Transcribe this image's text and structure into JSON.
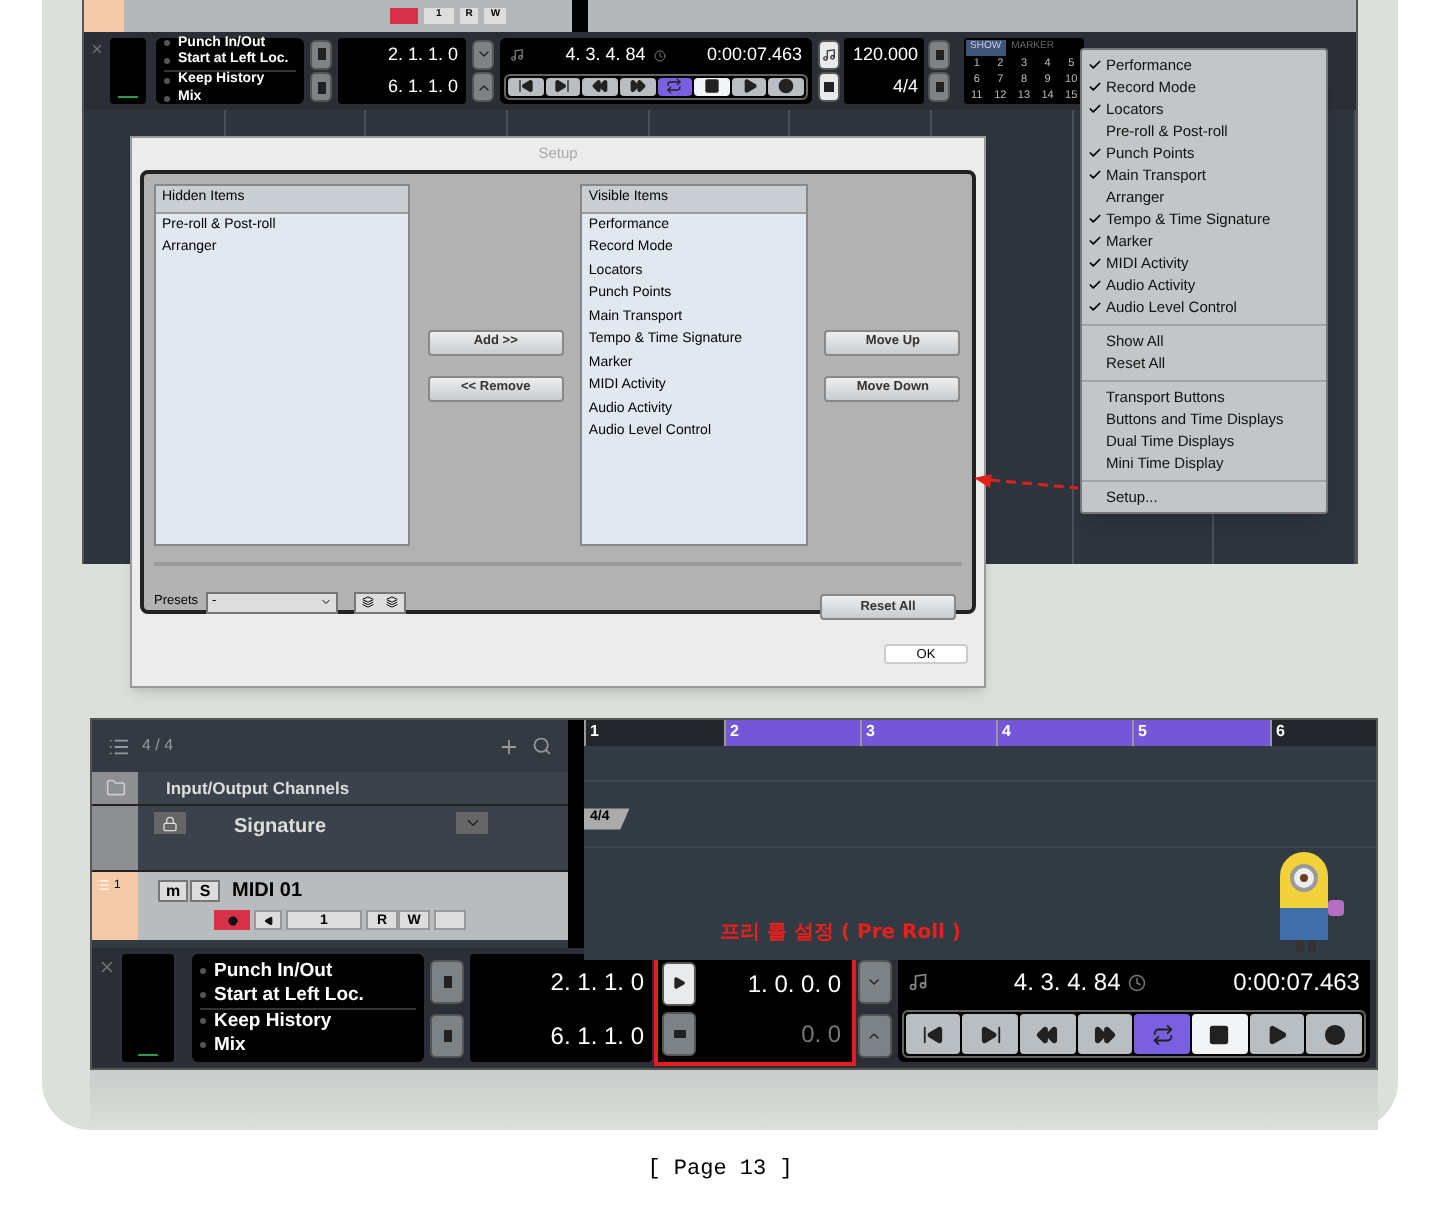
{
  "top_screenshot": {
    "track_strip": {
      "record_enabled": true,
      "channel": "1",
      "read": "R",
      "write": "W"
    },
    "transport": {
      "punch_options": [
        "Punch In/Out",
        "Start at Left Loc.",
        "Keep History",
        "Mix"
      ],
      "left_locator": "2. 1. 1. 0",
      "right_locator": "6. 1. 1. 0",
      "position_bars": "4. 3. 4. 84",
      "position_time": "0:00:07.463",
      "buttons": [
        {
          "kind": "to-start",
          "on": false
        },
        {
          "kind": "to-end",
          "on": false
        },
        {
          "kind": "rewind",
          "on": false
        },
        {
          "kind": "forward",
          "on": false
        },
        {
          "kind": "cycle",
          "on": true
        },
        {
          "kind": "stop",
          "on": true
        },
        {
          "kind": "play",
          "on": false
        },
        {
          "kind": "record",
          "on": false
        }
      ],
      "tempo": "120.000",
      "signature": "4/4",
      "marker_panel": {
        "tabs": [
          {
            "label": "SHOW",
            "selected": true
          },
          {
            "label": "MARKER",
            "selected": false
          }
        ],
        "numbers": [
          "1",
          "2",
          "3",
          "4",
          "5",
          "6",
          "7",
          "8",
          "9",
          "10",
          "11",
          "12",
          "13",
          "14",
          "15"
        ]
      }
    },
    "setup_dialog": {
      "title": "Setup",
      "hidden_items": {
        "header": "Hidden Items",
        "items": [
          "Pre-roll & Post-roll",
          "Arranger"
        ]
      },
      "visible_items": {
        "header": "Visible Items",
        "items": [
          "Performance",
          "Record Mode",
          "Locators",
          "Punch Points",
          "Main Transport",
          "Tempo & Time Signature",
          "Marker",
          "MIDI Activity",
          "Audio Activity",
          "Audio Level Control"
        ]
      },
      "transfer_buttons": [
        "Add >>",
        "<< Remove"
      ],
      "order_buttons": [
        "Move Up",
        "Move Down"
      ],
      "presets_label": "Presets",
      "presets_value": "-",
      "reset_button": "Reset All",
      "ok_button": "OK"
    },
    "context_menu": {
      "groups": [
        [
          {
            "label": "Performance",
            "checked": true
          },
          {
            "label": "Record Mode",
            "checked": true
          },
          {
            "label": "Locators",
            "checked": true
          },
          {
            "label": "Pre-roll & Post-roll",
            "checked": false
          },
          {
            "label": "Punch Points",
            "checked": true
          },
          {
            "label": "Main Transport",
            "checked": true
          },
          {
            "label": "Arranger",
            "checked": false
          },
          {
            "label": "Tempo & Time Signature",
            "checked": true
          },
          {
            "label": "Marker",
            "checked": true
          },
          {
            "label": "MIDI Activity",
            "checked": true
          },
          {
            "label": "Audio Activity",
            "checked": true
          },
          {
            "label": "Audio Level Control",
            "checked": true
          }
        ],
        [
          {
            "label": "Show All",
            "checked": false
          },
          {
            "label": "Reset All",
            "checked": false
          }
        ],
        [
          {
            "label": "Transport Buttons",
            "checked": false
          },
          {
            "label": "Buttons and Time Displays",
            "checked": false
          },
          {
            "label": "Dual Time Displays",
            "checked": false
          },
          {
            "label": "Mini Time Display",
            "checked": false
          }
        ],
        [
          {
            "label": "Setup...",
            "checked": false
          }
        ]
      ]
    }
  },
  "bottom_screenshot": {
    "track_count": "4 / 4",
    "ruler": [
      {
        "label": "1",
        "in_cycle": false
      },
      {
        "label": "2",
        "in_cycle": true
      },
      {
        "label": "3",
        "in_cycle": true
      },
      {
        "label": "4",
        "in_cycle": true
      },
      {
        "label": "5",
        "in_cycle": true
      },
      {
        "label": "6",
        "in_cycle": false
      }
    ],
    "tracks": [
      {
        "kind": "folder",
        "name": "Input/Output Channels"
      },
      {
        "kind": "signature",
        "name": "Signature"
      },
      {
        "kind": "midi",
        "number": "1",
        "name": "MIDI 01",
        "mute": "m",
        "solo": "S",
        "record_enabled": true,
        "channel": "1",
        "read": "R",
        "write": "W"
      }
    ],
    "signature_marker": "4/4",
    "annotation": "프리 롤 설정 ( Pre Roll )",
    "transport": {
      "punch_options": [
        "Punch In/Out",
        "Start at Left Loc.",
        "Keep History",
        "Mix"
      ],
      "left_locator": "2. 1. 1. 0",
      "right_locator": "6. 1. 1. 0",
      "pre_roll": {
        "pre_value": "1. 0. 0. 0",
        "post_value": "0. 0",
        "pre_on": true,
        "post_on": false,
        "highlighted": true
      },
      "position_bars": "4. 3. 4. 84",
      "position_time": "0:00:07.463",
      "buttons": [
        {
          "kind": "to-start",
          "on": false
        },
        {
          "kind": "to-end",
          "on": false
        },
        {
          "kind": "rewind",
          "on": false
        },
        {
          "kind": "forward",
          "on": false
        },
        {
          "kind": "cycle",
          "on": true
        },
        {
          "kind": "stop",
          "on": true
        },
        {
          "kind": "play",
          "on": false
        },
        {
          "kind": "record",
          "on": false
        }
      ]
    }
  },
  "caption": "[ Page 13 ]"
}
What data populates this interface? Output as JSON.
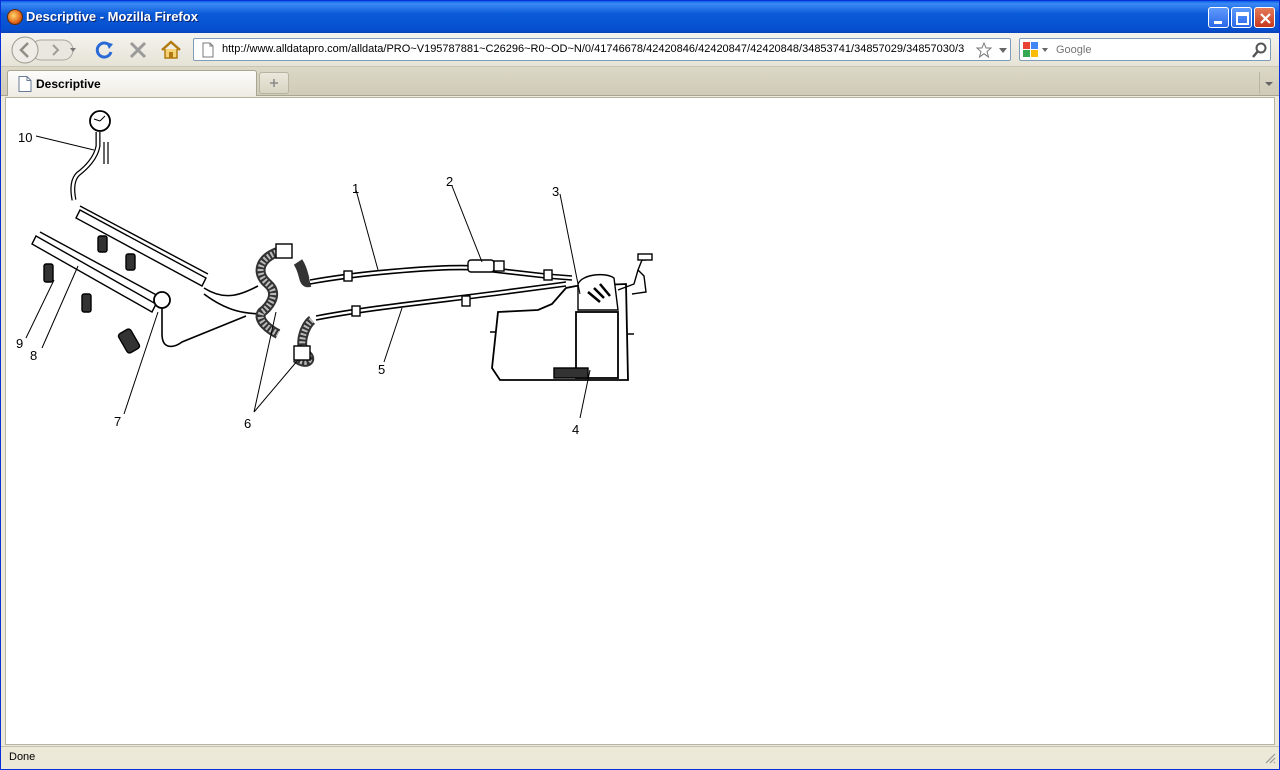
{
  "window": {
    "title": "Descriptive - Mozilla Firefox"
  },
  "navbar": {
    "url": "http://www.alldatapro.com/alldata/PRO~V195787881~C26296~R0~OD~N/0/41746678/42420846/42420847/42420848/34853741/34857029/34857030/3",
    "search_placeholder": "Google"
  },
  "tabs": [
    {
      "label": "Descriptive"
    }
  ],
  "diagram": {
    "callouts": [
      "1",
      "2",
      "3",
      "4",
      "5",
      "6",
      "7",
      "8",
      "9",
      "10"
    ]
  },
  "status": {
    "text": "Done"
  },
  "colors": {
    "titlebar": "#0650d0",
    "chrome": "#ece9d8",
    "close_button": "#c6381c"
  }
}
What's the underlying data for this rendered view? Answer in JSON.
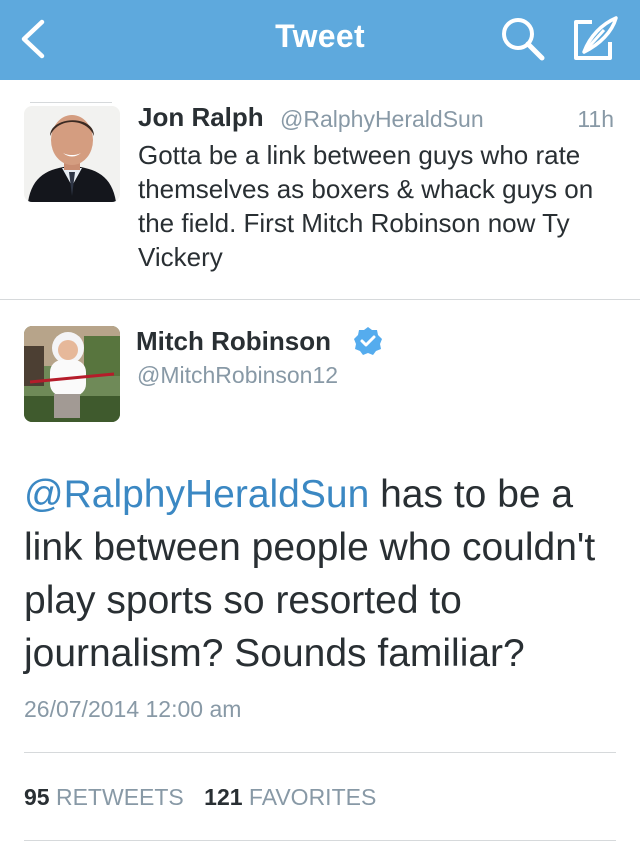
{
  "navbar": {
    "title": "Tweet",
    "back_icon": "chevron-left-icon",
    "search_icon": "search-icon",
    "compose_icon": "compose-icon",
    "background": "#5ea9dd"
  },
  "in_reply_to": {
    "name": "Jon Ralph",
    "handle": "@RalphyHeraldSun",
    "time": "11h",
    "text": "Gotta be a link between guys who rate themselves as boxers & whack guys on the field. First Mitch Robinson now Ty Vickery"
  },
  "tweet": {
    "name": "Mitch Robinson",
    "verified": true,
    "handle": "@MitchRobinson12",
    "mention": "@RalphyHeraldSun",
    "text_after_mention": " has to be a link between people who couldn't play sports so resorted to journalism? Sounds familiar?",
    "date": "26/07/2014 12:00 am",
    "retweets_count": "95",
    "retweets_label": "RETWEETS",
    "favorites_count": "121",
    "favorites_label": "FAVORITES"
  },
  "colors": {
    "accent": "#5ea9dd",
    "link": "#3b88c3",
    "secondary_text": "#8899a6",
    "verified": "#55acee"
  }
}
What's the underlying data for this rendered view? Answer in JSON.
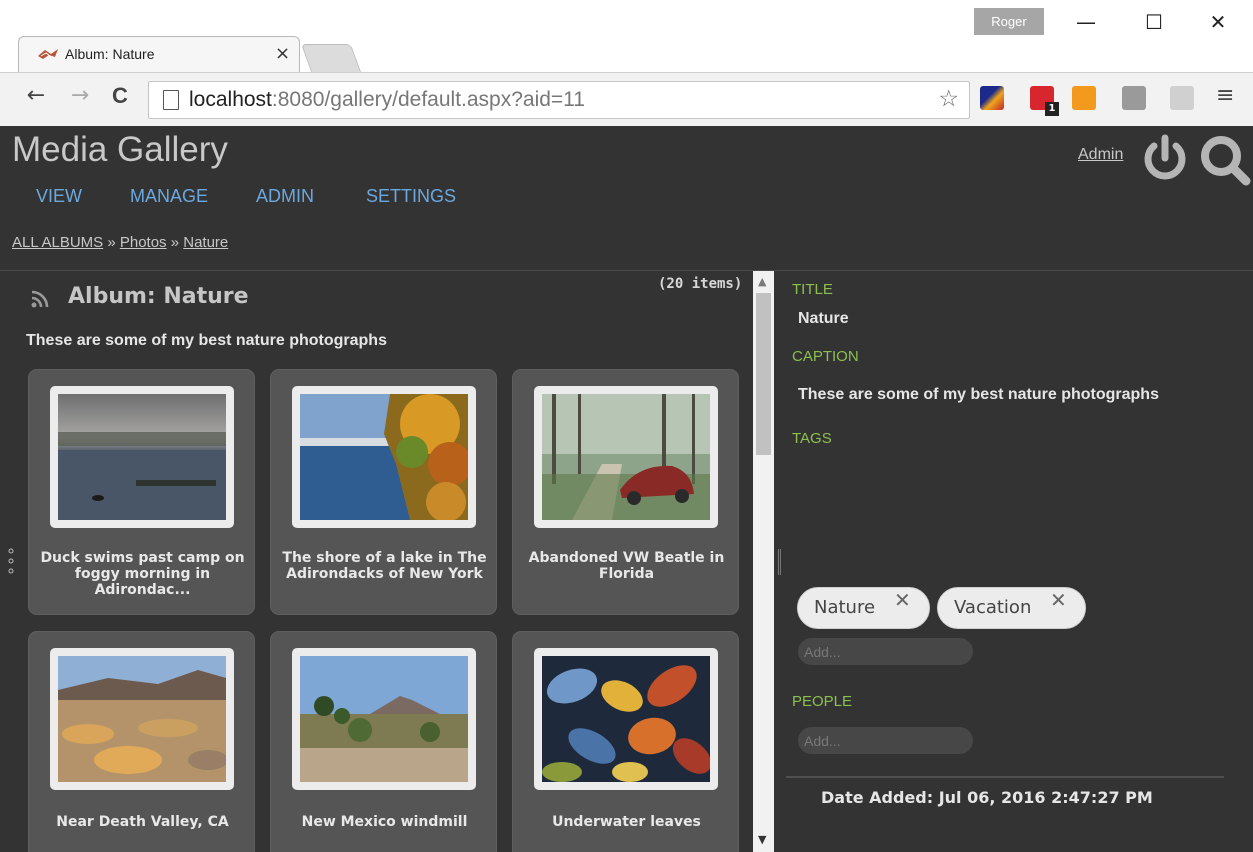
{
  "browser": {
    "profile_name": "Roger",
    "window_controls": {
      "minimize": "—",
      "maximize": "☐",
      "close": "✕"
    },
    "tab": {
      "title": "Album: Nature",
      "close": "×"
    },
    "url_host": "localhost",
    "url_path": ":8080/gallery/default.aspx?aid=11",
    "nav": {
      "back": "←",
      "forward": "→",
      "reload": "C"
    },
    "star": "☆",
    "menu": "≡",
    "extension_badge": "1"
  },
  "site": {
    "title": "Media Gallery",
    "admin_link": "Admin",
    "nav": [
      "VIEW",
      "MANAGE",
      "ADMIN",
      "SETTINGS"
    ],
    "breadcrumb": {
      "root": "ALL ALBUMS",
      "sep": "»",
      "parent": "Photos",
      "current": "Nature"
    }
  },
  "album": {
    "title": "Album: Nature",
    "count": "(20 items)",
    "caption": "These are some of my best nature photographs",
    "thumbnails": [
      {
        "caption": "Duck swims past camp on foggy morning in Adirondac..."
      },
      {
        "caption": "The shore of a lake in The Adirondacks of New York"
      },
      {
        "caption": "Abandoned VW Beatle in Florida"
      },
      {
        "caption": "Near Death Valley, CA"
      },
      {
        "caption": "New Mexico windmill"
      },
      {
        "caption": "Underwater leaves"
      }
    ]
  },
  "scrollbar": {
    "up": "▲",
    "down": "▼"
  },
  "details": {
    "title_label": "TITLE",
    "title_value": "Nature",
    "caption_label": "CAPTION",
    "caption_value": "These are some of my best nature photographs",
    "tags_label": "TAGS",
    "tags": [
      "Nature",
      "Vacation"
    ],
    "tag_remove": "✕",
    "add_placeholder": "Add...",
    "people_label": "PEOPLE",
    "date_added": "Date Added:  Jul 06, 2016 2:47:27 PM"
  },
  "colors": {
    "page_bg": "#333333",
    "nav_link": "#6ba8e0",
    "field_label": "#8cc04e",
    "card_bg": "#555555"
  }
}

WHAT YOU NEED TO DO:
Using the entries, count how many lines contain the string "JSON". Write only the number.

WRITTEN ANSWER:
4